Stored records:
________________________
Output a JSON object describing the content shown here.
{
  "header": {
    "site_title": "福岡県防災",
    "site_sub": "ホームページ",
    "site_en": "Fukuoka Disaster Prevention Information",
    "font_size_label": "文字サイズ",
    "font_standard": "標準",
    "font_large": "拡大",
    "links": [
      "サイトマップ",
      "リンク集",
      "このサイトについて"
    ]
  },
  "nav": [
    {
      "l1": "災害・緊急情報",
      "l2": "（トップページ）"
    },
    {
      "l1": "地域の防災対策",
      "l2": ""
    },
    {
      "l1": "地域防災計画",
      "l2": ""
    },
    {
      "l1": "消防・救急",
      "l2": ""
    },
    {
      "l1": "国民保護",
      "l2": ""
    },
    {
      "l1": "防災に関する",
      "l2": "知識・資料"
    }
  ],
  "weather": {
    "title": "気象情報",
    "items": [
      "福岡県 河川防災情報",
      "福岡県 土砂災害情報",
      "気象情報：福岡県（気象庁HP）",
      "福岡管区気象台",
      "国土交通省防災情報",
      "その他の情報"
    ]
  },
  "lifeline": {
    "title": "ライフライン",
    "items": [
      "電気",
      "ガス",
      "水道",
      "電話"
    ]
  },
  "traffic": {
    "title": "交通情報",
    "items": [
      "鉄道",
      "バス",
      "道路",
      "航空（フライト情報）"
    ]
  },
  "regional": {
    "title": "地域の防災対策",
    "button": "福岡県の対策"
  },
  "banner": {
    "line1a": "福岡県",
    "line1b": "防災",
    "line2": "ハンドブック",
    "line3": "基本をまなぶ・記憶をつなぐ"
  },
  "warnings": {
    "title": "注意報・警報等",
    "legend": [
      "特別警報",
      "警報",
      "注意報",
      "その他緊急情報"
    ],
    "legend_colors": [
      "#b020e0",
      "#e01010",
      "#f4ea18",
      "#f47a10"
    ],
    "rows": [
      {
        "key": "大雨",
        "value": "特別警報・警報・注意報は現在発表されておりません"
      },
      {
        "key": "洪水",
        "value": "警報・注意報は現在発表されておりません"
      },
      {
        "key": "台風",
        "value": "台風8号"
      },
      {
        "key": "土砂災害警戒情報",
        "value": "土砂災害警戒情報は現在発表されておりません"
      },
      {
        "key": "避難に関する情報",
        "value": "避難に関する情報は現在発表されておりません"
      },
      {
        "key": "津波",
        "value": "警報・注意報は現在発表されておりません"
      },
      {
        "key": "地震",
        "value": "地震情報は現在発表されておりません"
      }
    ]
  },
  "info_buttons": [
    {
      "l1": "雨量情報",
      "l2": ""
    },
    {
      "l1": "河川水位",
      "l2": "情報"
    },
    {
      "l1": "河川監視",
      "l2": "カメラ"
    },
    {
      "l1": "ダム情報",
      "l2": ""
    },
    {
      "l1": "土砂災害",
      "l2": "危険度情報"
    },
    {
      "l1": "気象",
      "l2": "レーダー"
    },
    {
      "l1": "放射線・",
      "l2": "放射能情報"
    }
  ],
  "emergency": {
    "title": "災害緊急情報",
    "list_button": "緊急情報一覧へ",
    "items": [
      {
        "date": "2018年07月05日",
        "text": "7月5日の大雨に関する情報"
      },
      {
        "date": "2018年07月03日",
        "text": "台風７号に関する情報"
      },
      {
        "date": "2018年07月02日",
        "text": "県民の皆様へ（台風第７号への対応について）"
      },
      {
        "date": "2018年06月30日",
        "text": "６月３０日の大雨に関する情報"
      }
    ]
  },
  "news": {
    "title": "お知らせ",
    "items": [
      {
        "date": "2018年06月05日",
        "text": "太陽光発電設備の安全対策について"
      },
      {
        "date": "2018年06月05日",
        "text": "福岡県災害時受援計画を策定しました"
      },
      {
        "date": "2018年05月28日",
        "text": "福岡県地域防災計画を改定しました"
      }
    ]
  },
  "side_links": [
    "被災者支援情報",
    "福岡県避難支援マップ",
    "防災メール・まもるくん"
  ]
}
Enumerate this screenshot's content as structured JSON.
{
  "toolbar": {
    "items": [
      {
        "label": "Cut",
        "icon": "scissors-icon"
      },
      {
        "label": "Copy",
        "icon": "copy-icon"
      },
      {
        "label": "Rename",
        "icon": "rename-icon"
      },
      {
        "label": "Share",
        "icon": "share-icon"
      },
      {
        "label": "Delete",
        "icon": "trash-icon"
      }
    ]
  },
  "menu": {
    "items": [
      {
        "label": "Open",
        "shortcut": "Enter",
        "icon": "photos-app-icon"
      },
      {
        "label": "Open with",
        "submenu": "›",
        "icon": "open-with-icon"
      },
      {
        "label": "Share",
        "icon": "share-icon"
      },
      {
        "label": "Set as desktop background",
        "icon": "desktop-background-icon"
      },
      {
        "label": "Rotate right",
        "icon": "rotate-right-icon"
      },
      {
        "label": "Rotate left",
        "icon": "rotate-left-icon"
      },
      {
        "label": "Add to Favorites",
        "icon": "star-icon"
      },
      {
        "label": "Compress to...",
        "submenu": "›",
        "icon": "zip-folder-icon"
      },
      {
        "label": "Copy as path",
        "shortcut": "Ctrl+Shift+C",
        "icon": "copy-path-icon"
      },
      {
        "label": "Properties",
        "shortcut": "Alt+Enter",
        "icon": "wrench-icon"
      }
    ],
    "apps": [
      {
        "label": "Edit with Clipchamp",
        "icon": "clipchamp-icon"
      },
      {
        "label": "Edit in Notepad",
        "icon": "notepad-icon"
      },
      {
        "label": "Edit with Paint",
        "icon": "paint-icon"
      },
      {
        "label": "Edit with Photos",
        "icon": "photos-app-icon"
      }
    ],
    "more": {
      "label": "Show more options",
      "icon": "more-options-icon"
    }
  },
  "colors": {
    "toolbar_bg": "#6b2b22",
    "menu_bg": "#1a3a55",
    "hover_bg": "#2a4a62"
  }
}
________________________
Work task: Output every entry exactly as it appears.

Exercise solution:
Output a JSON object describing the content shown here.
{
  "header": {
    "site_title": "福岡県防災",
    "site_sub": "ホームページ",
    "site_en": "Fukuoka Disaster Prevention Information",
    "font_size_label": "文字サイズ",
    "font_standard": "標準",
    "font_large": "拡大",
    "links": [
      "サイトマップ",
      "リンク集",
      "このサイトについて"
    ]
  },
  "nav": [
    {
      "l1": "災害・緊急情報",
      "l2": "（トップページ）"
    },
    {
      "l1": "地域の防災対策",
      "l2": ""
    },
    {
      "l1": "地域防災計画",
      "l2": ""
    },
    {
      "l1": "消防・救急",
      "l2": ""
    },
    {
      "l1": "国民保護",
      "l2": ""
    },
    {
      "l1": "防災に関する",
      "l2": "知識・資料"
    }
  ],
  "weather": {
    "title": "気象情報",
    "items": [
      "福岡県 河川防災情報",
      "福岡県 土砂災害情報",
      "気象情報：福岡県（気象庁HP）",
      "福岡管区気象台",
      "国土交通省防災情報",
      "その他の情報"
    ]
  },
  "lifeline": {
    "title": "ライフライン",
    "items": [
      "電気",
      "ガス",
      "水道",
      "電話"
    ]
  },
  "traffic": {
    "title": "交通情報",
    "items": [
      "鉄道",
      "バス",
      "道路",
      "航空（フライト情報）"
    ]
  },
  "regional": {
    "title": "地域の防災対策",
    "button": "福岡県の対策"
  },
  "banner": {
    "line1a": "福岡県",
    "line1b": "防災",
    "line2": "ハンドブック",
    "line3": "基本をまなぶ・記憶をつなぐ"
  },
  "warnings": {
    "title": "注意報・警報等",
    "legend": [
      "特別警報",
      "警報",
      "注意報",
      "その他緊急情報"
    ],
    "legend_colors": [
      "#b020e0",
      "#e01010",
      "#f4ea18",
      "#f47a10"
    ],
    "rows": [
      {
        "key": "大雨",
        "value": "特別警報・警報・注意報は現在発表されておりません"
      },
      {
        "key": "洪水",
        "value": "警報・注意報は現在発表されておりません"
      },
      {
        "key": "台風",
        "value": "台風8号"
      },
      {
        "key": "土砂災害警戒情報",
        "value": "土砂災害警戒情報は現在発表されておりません"
      },
      {
        "key": "避難に関する情報",
        "value": "避難に関する情報は現在発表されておりません"
      },
      {
        "key": "津波",
        "value": "警報・注意報は現在発表されておりません"
      },
      {
        "key": "地震",
        "value": "地震情報は現在発表されておりません"
      }
    ]
  },
  "info_buttons": [
    {
      "l1": "雨量情報",
      "l2": ""
    },
    {
      "l1": "河川水位",
      "l2": "情報"
    },
    {
      "l1": "河川監視",
      "l2": "カメラ"
    },
    {
      "l1": "ダム情報",
      "l2": ""
    },
    {
      "l1": "土砂災害",
      "l2": "危険度情報"
    },
    {
      "l1": "気象",
      "l2": "レーダー"
    },
    {
      "l1": "放射線・",
      "l2": "放射能情報"
    }
  ],
  "emergency": {
    "title": "災害緊急情報",
    "list_button": "緊急情報一覧へ",
    "items": [
      {
        "date": "2018年07月05日",
        "text": "7月5日の大雨に関する情報"
      },
      {
        "date": "2018年07月03日",
        "text": "台風７号に関する情報"
      },
      {
        "date": "2018年07月02日",
        "text": "県民の皆様へ（台風第７号への対応について）"
      },
      {
        "date": "2018年06月30日",
        "text": "６月３０日の大雨に関する情報"
      }
    ]
  },
  "news": {
    "title": "お知らせ",
    "items": [
      {
        "date": "2018年06月05日",
        "text": "太陽光発電設備の安全対策について"
      },
      {
        "date": "2018年06月05日",
        "text": "福岡県災害時受援計画を策定しました"
      },
      {
        "date": "2018年05月28日",
        "text": "福岡県地域防災計画を改定しました"
      }
    ]
  },
  "side_links": [
    "被災者支援情報",
    "福岡県避難支援マップ",
    "防災メール・まもるくん"
  ]
}
Enumerate this screenshot's content as structured JSON.
{
  "toolbar": {
    "items": [
      {
        "label": "Cut",
        "icon": "scissors-icon"
      },
      {
        "label": "Copy",
        "icon": "copy-icon"
      },
      {
        "label": "Rename",
        "icon": "rename-icon"
      },
      {
        "label": "Share",
        "icon": "share-icon"
      },
      {
        "label": "Delete",
        "icon": "trash-icon"
      }
    ]
  },
  "menu": {
    "items": [
      {
        "label": "Open",
        "shortcut": "Enter",
        "icon": "photos-app-icon"
      },
      {
        "label": "Open with",
        "submenu": "›",
        "icon": "open-with-icon"
      },
      {
        "label": "Share",
        "icon": "share-icon"
      },
      {
        "label": "Set as desktop background",
        "icon": "desktop-background-icon"
      },
      {
        "label": "Rotate right",
        "icon": "rotate-right-icon"
      },
      {
        "label": "Rotate left",
        "icon": "rotate-left-icon"
      },
      {
        "label": "Add to Favorites",
        "icon": "star-icon"
      },
      {
        "label": "Compress to...",
        "submenu": "›",
        "icon": "zip-folder-icon"
      },
      {
        "label": "Copy as path",
        "shortcut": "Ctrl+Shift+C",
        "icon": "copy-path-icon"
      },
      {
        "label": "Properties",
        "shortcut": "Alt+Enter",
        "icon": "wrench-icon"
      }
    ],
    "apps": [
      {
        "label": "Edit with Clipchamp",
        "icon": "clipchamp-icon"
      },
      {
        "label": "Edit in Notepad",
        "icon": "notepad-icon"
      },
      {
        "label": "Edit with Paint",
        "icon": "paint-icon"
      },
      {
        "label": "Edit with Photos",
        "icon": "photos-app-icon"
      }
    ],
    "more": {
      "label": "Show more options",
      "icon": "more-options-icon"
    }
  },
  "colors": {
    "toolbar_bg": "#6b2b22",
    "menu_bg": "#1a3a55",
    "hover_bg": "#2a4a62"
  }
}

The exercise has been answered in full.